I attended a ministers’ wives conference in Alexandria, Louisiana, and went through a prayer line. When I reached the end of it, an older woman pulled me close and whispered, “God told me to tell you He loves you.” Even when we don’t understand why things happen the way they do, the Lord is there to give us strength to go on.
We continued trusting God for a different story. One day I wasn’t feeling well but figured it had to be a virus bug and I would get over it. It persisted. I finally considered I may be pregnant, even though our doctor had told us it couldn’t happen. The test came back positive! We bought three more tests. Positive! Our emotions were all over the place: excitement, fear, joy, and anxiety. What was God thinking? We were in our mid-forties. We would be fifty years old when walking our child to kindergarten!

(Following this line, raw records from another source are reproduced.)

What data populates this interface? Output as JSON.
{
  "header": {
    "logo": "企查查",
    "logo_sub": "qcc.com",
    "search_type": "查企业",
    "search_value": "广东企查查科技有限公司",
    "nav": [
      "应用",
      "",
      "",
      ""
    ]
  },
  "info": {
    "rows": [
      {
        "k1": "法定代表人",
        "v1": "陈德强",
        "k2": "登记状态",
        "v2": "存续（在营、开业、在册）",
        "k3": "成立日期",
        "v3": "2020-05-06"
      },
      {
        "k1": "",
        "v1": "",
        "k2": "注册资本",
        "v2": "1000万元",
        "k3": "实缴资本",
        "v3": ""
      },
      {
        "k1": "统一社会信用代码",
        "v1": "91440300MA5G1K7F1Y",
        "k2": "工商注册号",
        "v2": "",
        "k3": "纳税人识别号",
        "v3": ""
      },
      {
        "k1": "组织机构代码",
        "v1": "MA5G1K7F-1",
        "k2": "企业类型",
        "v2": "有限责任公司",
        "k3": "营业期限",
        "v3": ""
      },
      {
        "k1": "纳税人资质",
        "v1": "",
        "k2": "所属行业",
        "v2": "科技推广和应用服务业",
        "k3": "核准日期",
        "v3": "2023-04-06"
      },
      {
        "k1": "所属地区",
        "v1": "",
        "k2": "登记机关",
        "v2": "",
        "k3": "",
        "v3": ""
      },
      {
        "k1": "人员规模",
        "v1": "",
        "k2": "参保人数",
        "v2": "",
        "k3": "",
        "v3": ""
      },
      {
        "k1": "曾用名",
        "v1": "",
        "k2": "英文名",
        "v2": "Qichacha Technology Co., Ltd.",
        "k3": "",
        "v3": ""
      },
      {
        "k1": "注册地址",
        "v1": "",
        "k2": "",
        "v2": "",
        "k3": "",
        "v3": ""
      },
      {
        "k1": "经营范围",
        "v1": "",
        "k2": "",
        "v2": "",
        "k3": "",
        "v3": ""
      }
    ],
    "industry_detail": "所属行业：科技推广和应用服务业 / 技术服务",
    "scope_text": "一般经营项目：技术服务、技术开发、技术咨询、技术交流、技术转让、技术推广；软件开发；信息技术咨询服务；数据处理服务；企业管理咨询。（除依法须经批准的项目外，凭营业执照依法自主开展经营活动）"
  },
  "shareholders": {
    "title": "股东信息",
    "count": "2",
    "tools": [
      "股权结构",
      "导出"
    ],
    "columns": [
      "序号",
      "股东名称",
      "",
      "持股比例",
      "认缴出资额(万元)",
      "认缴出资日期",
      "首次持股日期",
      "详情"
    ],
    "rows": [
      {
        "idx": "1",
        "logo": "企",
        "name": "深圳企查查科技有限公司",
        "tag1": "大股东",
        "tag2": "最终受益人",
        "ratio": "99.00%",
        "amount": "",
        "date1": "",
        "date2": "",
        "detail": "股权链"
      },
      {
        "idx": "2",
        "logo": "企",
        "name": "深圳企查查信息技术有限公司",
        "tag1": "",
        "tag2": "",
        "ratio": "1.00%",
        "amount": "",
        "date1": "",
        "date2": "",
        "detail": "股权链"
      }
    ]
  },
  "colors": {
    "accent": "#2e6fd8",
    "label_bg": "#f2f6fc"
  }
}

We will never forget that hot summer day in 2009 in the doctor’s office: “It looks like we will have a December baby!” Then the ultrasound and the technician looking intently at the screen: “I’m sorry, but I am going to have to get the doctor.” We were confused. Things became blurry. Something was wrong; I was having a miscarriage. We were sent to the hospital. There wasn’t much time to grieve in that moment. I was taken into surgery and Kent was left sitting quietly in my room with questions. “What is the purpose in all of this? Why?”
We were numb but we kept moving forward. We had planned to make a ministry presentation out of state, so we went. Kent tried to act like everything was OK, but inside he was heartbroken. We both were. We leaned on each other during those weeks. God took us back home to Indiana where He put some important people in our lives to help us heal. God puts the body of Christ into our lives to help carry us.
Infertility can become your identity; don’t allow it. It does not define you! You are beautifully and wonderfully made—perfect in God’s sight. Those suffering from infertility issues or who may have lost a baby due to miscarriage carry a hurt that often cannot be seen. Someone once said, “You are unsure which pain is worse, the shock of what happened or the ache for what never will.” A miscarriage often does not afford the ceremony of closure. No funeral. No gravestone to visit. Are you a parent? You are! You may not have been able to hold that child, but that child was still a gift. We named our gift Hope.
God led us back to the Urshan community and placed amazing young people in our lives that have adopted us. Life looks different than I had anticipated, yet I trust the Master’s story. In a sense, we now have more children than we ever could have dreamed: “And they lived happily ever after.”
Here are things we’ve learned on our journey:
- It’s OK to question. God knows your heart. He knows you are hurting. We went back to personal encounters. Remember, the last four words of Ezekiel 48:35 declare, “The Lord is there.” He will give similar messages to you.
- Grief is a journey. Everyone will deal with pain differently. Allow God to be the source of strength. “God is our refuge and strength, a very present help in trouble” (Psalm 46:1).
- You will be changed in ways you can’t imagine. You will find yourself more empathetic and sensitive to people’s pain if you will allow it. Your pain can become a tool in God’s hands.
- Allow yourself to be vulnerable to others. The body of Christ is there to support you.
Jennie Russell has been serving in ministry with her husband, Kent, for thirty-five years. She is a credentialed UPCI minister and serves as executive vice president of Urshan College and Urshan Graduate School of Theology.